Lymphatic filariasis affects the poorest communities, preventing individuals from living a productive working and social life, further trapping them in the cycle of poverty.
People affected by lymphatic filariasis67 million people are infected by lymphatic filariasis 36 million people are living with hydrocele and lymphedema
WHO NTD roadmap targets for lymphatic filariasis
The World Health Organization’s roadmap on NTDs set out a comprehensive plan for the control, elimination and eradication of various neglected tropical diseases by 2020, including lymphatic filariasis.
Lymphatic filariasis target: Global elimination as a public health problem by 2020
Progress and scorecard from the 5th progress report
Countries that have eliminated lymphatic filariasis
9 countries have eliminated lymphatic filariasis since 2012:
- Maldives (2016)
- Sri Lanka (2016)
- Cambodia (2016)
- Cook Islands (2016)
- Niue (2016)
- Vanuatu (2016)
- Marshall Islands (2017)
- Togo (2017)
- Tonga (2017)
Mass drug administration progress for lymphatic filariasis
People receiving preventive chemotherapy for lymphatic filariasis
Since the London Declaration was signed in 2012 and partners committed to defeating neglected tropical diseases, the number of people receiving preventive chemotherapy for lymphatic filariasis has increased considerably.

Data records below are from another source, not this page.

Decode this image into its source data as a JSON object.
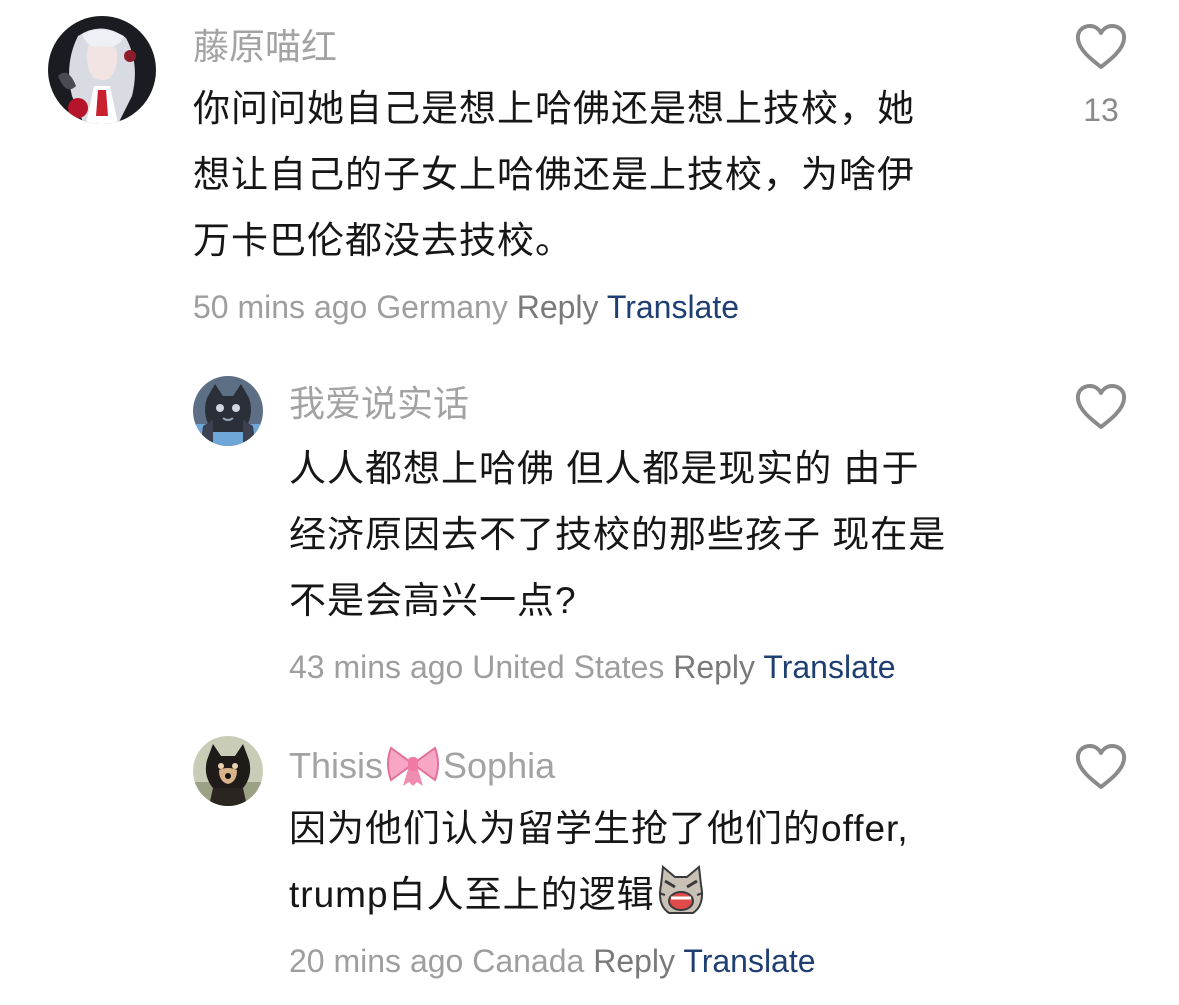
{
  "comments": [
    {
      "username": "藤原喵红",
      "lines": [
        "你问问她自己是想上哈佛还是想上技校，她",
        "想让自己的子女上哈佛还是上技校，为啥伊",
        "万卡巴伦都没去技校。"
      ],
      "time": "50 mins ago",
      "location": "Germany",
      "reply_label": "Reply",
      "translate_label": "Translate",
      "likes": "13",
      "avatar_icon": "anime-girl-avatar",
      "heart_icon": "heart-outline-icon"
    },
    {
      "username": "我爱说实话",
      "lines": [
        "人人都想上哈佛 但人都是现实的 由于",
        "经济原因去不了技校的那些孩子 现在是",
        "不是会高兴一点?"
      ],
      "time": "43 mins ago",
      "location": "United States",
      "reply_label": "Reply",
      "translate_label": "Translate",
      "avatar_icon": "dark-cat-avatar",
      "heart_icon": "heart-outline-icon"
    },
    {
      "username_prefix": "Thisis",
      "username_suffix": "Sophia",
      "username_emoji": "pink-bow-emoji",
      "lines": [
        "因为他们认为留学生抢了他们的offer,"
      ],
      "last_line_text": "trump白人至上的逻辑",
      "last_line_emoji": "crying-cat-emoji",
      "time": "20 mins ago",
      "location": "Canada",
      "reply_label": "Reply",
      "translate_label": "Translate",
      "avatar_icon": "shiba-dog-avatar",
      "heart_icon": "heart-outline-icon"
    }
  ],
  "colors": {
    "username": "#a3a3a3",
    "text": "#161616",
    "meta": "#9e9e9e",
    "translate": "#1f3f73",
    "heart": "#8a8a8a"
  }
}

- Data is provided by the World Health Organization
- Photo: © GSK / Marcus Perkins